Use It or Lose It
The best analogy I have found for explaining brain development comes from authors Sercombe & Paus (2009). They suggest we think of the brain like an unchartered region, say the Australian outback. The first people to arrive to this region forge their own paths, and subsequent travelers follow those paths but then diverge in a number of directions. Over time, the most heavily used paths are easier to travel and eventually are paved to become efficient roads; the lesser used paths grow over and their remnants fade with time. The child brain is that set of multiple pathways that are blazed with the countless pieces of information that children take in and the hundreds of things they learn. The adult brain can be thought of as what we have here in the U.S.: a fairly reliable highway system that get us there more directly and more efficiently. The adolescent brain is the transition between the two.
It is during this time that pruning occurs, a process in which unused synaptic connections (potentialities) die away, and circuitry that is most heavily used becomes stronger through myelination (an insulation of sorts that speeds processing in synapses). Because of pruning and myelination, adolescence becomes a time in which new experiences can maximize potential before the wiring for that potential changes. (This is why some skills are acquired more easily before teen brain development than after.) White and Swartzwelder (2013) encourage us to think of the teen brain as a “living lump of clay” waiting to be molded.

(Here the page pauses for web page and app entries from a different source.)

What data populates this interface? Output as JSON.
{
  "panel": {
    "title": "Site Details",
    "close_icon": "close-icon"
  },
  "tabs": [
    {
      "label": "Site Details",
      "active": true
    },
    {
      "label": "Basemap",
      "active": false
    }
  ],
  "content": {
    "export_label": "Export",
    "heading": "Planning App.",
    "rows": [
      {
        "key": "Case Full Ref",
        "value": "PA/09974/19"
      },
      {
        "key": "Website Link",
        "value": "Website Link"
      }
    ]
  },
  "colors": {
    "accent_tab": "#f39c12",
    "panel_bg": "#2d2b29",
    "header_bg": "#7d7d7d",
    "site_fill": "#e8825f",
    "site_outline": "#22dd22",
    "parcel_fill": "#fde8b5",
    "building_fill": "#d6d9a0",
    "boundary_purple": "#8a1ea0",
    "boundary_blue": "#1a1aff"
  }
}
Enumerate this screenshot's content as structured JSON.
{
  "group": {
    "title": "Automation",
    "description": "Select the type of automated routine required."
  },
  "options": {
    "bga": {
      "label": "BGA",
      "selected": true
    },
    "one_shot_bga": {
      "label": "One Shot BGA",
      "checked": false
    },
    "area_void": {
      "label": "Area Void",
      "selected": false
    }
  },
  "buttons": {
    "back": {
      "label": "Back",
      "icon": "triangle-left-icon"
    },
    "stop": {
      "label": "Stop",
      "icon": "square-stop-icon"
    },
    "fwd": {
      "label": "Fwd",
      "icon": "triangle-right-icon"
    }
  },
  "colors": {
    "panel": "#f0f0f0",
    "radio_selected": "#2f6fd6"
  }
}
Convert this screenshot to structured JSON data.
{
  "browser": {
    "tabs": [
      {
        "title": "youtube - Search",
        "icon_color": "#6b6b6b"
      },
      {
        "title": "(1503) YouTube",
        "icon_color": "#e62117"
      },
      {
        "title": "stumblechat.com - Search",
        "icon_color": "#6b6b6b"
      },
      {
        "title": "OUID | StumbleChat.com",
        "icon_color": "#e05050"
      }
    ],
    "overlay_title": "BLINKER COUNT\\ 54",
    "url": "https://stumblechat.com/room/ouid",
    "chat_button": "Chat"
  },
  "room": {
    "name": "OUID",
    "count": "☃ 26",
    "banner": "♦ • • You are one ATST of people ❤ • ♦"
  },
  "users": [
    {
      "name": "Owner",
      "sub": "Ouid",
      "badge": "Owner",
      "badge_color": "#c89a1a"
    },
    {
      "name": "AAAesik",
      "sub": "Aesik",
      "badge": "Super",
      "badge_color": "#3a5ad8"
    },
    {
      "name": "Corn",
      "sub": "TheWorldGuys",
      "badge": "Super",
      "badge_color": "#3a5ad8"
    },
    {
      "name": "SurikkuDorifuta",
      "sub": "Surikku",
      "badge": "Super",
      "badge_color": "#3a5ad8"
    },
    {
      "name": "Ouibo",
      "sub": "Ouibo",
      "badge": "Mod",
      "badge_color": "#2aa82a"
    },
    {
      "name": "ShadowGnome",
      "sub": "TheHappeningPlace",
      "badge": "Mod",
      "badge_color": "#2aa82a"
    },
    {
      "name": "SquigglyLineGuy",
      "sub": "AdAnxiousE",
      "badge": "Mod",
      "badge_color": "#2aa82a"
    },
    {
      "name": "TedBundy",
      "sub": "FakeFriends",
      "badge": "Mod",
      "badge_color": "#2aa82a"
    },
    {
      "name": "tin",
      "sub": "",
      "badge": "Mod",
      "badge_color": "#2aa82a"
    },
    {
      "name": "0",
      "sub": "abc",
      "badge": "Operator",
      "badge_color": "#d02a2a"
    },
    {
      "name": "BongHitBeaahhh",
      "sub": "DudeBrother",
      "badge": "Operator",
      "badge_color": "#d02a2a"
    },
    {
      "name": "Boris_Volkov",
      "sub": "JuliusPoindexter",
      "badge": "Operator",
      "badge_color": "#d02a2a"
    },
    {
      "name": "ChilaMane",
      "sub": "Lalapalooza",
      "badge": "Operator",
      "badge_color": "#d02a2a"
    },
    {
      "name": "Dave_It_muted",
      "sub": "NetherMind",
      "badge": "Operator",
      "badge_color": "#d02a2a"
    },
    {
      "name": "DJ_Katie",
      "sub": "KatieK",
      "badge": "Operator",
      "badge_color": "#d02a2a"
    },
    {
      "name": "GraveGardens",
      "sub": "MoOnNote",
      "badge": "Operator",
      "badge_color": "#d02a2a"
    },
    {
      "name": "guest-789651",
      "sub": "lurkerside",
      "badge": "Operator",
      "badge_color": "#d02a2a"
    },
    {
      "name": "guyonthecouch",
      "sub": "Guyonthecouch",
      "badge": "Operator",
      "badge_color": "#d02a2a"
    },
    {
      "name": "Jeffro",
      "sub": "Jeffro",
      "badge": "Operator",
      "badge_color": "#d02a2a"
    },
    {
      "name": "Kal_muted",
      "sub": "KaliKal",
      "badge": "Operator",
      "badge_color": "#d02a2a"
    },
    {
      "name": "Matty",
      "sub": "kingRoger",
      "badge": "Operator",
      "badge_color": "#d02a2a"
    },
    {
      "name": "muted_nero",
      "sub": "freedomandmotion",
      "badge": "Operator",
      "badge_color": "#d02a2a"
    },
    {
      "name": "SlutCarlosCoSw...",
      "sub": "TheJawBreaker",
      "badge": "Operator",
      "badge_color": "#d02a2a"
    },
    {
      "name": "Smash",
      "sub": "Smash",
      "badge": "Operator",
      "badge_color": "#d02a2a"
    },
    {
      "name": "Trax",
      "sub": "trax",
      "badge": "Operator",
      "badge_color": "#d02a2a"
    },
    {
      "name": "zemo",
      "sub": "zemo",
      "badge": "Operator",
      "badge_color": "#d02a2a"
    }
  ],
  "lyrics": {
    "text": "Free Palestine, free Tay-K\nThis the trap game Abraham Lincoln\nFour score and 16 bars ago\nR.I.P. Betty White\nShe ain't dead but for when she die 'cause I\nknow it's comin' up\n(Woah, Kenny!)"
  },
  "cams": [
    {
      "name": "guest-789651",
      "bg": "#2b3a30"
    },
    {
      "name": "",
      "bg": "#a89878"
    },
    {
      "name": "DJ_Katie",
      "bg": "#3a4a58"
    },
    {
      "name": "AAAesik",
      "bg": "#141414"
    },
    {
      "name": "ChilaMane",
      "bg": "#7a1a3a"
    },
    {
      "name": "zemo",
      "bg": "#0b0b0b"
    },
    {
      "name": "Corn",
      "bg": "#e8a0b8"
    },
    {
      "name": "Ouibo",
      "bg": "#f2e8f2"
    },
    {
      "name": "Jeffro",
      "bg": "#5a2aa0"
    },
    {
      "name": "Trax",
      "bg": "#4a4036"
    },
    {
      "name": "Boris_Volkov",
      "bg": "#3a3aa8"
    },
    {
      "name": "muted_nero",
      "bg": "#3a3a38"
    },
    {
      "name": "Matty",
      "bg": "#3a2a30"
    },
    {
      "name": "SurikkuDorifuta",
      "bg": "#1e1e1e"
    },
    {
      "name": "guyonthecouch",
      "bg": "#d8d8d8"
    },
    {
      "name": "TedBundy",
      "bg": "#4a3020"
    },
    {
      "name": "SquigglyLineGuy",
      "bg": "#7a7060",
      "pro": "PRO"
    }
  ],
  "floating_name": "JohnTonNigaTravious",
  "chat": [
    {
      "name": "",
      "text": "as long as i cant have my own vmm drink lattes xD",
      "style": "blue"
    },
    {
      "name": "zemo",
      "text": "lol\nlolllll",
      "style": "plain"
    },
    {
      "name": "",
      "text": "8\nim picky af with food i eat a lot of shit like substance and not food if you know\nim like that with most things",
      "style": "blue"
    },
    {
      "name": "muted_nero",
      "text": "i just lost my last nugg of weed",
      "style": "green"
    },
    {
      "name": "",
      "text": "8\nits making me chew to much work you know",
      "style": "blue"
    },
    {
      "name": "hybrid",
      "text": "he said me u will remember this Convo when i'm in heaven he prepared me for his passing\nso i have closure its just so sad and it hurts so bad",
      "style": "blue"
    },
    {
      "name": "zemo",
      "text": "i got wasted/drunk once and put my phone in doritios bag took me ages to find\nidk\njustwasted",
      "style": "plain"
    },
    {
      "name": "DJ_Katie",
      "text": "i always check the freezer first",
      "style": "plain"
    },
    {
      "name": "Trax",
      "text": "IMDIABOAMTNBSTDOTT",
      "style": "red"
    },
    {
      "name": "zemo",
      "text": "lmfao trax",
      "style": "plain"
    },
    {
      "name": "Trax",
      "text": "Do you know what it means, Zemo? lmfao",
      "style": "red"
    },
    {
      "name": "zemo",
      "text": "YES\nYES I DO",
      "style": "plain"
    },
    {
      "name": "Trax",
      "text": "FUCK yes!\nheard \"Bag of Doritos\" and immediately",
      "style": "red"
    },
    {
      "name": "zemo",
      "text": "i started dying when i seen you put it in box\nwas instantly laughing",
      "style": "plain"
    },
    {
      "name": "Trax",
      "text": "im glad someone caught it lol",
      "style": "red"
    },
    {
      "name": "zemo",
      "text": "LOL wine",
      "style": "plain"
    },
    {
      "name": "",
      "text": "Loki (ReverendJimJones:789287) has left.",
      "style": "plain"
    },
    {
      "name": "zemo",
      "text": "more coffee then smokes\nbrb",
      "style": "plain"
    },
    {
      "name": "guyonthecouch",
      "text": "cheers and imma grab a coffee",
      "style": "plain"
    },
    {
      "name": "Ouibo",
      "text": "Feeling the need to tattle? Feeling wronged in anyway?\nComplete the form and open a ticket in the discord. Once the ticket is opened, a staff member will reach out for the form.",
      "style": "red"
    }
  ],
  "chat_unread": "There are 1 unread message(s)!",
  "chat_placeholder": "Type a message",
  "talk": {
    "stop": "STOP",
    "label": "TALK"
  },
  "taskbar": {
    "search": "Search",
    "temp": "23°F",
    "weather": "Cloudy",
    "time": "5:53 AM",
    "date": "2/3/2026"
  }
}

Being primed for learning is often a strong impetus that drives teens toward exploring their world, by engaging in both healthy and risky activities.
As brain research continues, we will no doubt discover more to add to the conversation, or perhaps to even contradict the findings above. For more information on this topic, see the resources below.

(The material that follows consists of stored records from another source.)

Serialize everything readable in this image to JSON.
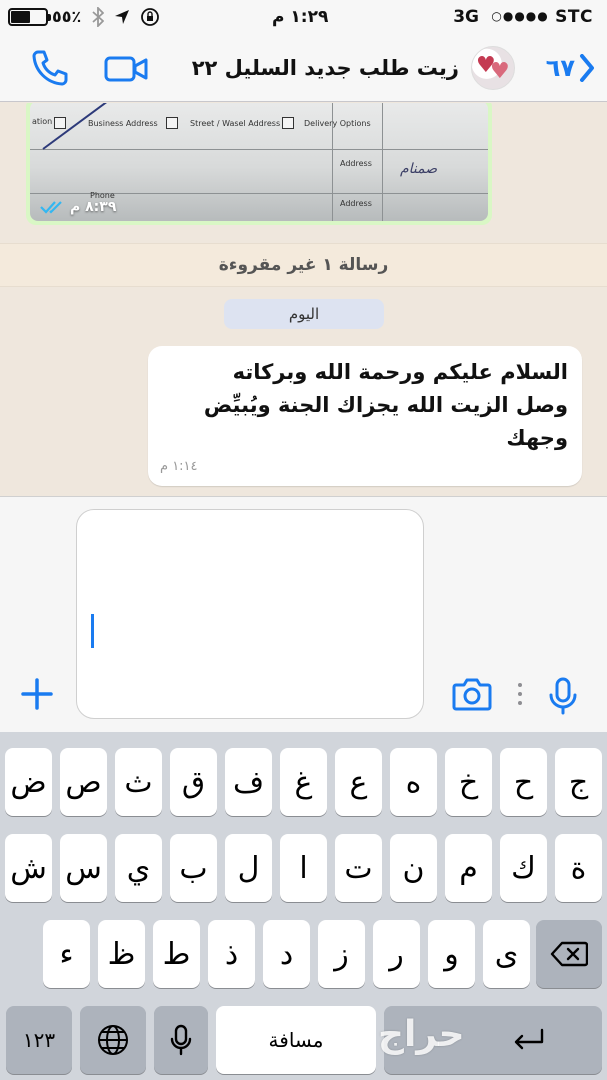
{
  "status_bar": {
    "carrier": "STC",
    "signal_dots": "○●●●●",
    "network": "3G",
    "time": "١:٢٩ م",
    "battery_percent": "٥٥٪",
    "battery_level": 0.55,
    "icons": [
      "bluetooth-icon",
      "location-icon",
      "rotation-lock-icon"
    ]
  },
  "nav": {
    "back_count": "٦٧",
    "chat_title": "زيت طلب جديد السليل ٢٢",
    "icons": [
      "back-chevron-icon",
      "video-call-icon",
      "phone-call-icon"
    ],
    "accent_color": "#1a7bf0"
  },
  "chat": {
    "image_message": {
      "time": "٨:٣٩ م",
      "status": "read",
      "document_labels": {
        "opt1": "ation",
        "opt2": "Business Address",
        "opt3": "Street / Wasel Address",
        "opt4": "Delivery Options",
        "addr1": "Address",
        "addr2": "Address",
        "phone": "Phone",
        "sig": "صمنام"
      }
    },
    "unread_banner": "رسالة ١ غير مقروءة",
    "date_separator": "اليوم",
    "text_message": {
      "text": "السلام عليكم ورحمة الله وبركاته\nوصل الزيت الله يجزاك الجنة ويُبيِّض\nوجهك",
      "time": "١:١٤ م"
    }
  },
  "input": {
    "value": "",
    "icons": [
      "plus-icon",
      "camera-icon",
      "more-dots-icon",
      "microphone-icon"
    ]
  },
  "keyboard": {
    "row1": [
      "ج",
      "ح",
      "خ",
      "ه",
      "ع",
      "غ",
      "ف",
      "ق",
      "ث",
      "ص",
      "ض"
    ],
    "row2": [
      "ة",
      "ك",
      "م",
      "ن",
      "ت",
      "ا",
      "ل",
      "ب",
      "ي",
      "س",
      "ش"
    ],
    "row3": [
      "ى",
      "و",
      "ر",
      "ز",
      "د",
      "ذ",
      "ط",
      "ظ",
      "ء"
    ],
    "numbers_key": "١٢٣",
    "space_key": "مسافة",
    "icons": [
      "backspace-icon",
      "globe-icon",
      "dictation-mic-icon",
      "return-icon"
    ]
  },
  "watermark": "حراج"
}
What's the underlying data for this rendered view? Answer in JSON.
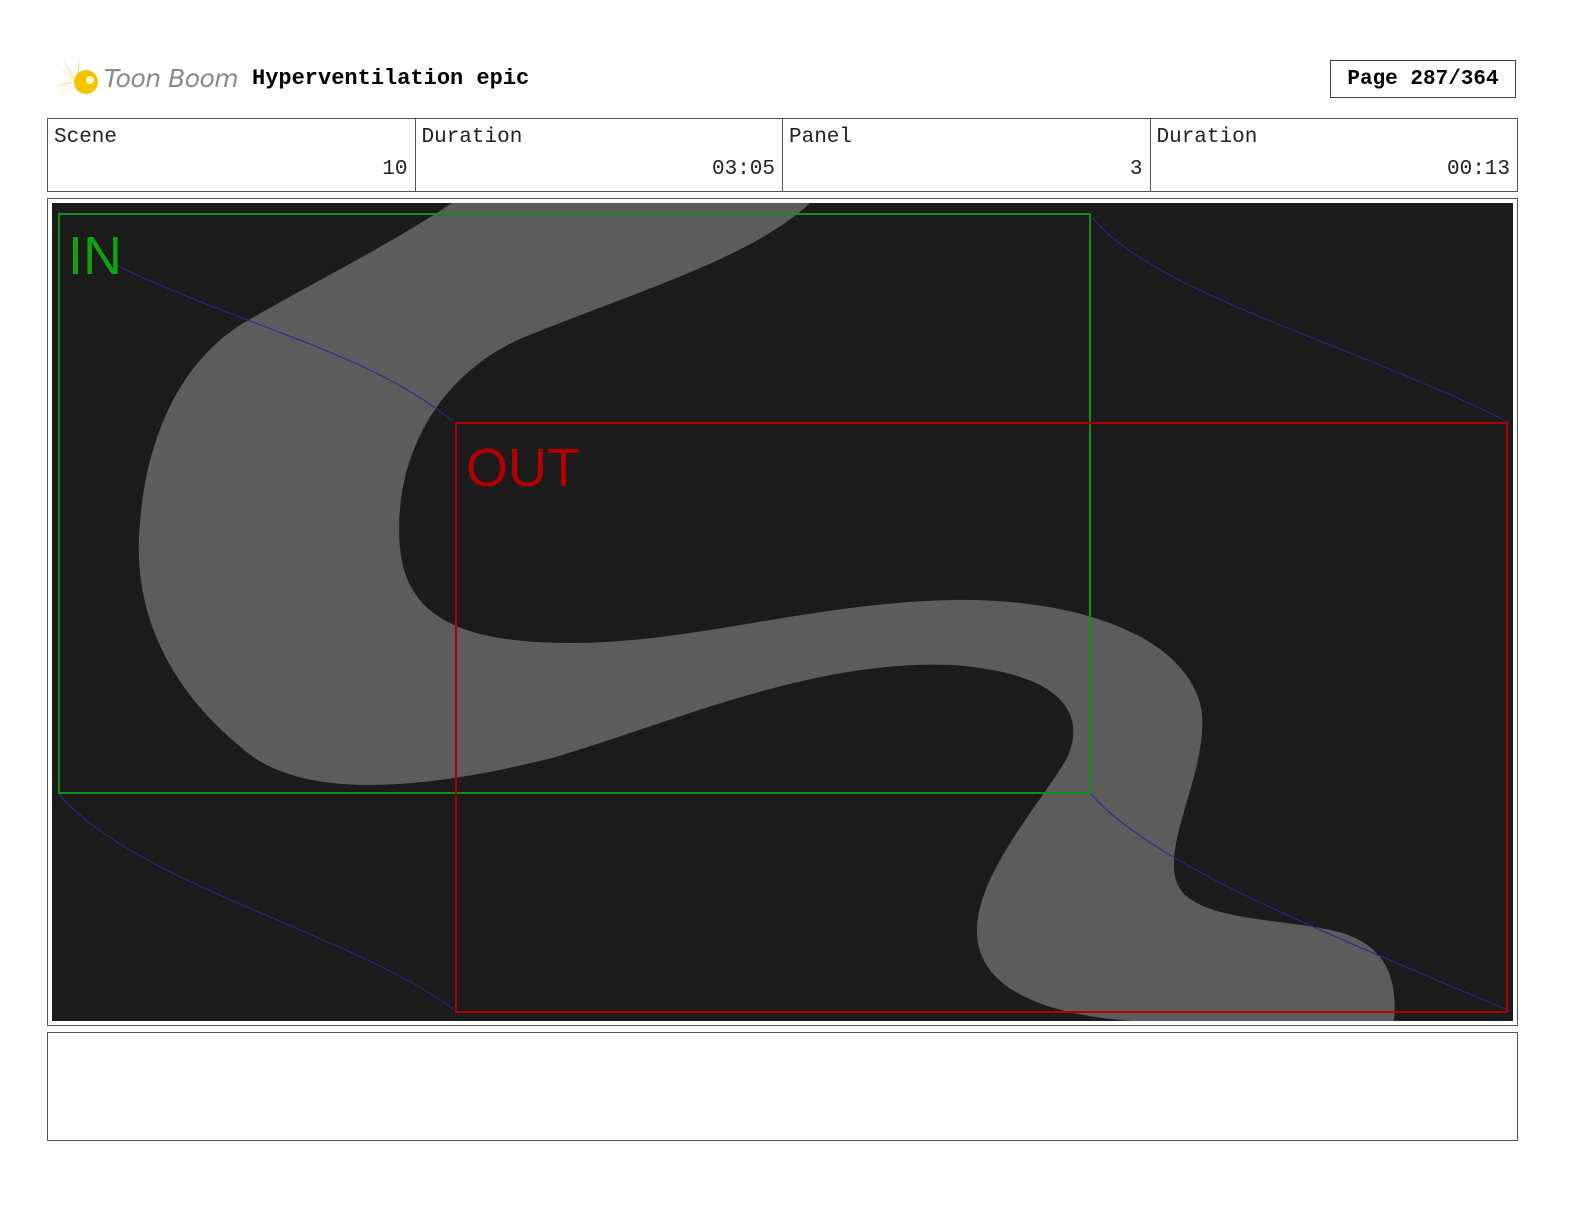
{
  "header": {
    "logo_text": "Toon Boom",
    "project_title": "Hyperventilation epic",
    "page": "Page 287/364"
  },
  "info": {
    "scene_label": "Scene",
    "scene_value": "10",
    "scene_duration_label": "Duration",
    "scene_duration_value": "03:05",
    "panel_label": "Panel",
    "panel_value": "3",
    "panel_duration_label": "Duration",
    "panel_duration_value": "00:13"
  },
  "panel": {
    "in_label": "IN",
    "out_label": "OUT",
    "in_color": "#10a010",
    "out_color": "#b00000",
    "background_color": "#1b1b1b",
    "road_color": "#5c5c5c"
  },
  "notes": {
    "text": ""
  }
}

Further Reading for Parents:
Strauch, B. (2003). The primal teen: What the new discoveries about the teenage brain tell us about our kids. New York, NY: Anchor Books.
White, A. M., & Swartzwelder, S. (2013). What are they thinking?!: The straight facts about the risk-taking, social-networking, still-developing teen brain. New York, NY: Norton.
Further Reading for Professionals:
Casey, B. J., Jones, R. M., & Somerville, L. H. (2011). Braking and accelerating of the adolescent brain. Journal of Research on Adolescence, 21(1), 21-33.
Sercombe, H., & Paus, T. (2009). The ‘teen brain’ research: An introduction and implications for practitioners. Youth & Policy, 103, 25-37.
Sturman, D. A., & Moghaddam, B. (2011). The neurobiology of adolescence: Changes in brain architecture, functional dynamics, and behavioral tendencies. Neuroscience and Biobehavioral Reviews, 35(8), 1704-1712.
Yurgelun-Todd, D. (2007). Emotional and cognitive changes during adolescence. Current Opinion in Neurobiology, 17(2), 251-257.
Image: © CC- Attribution ShareAlike Dareen Hester for Openphoto.net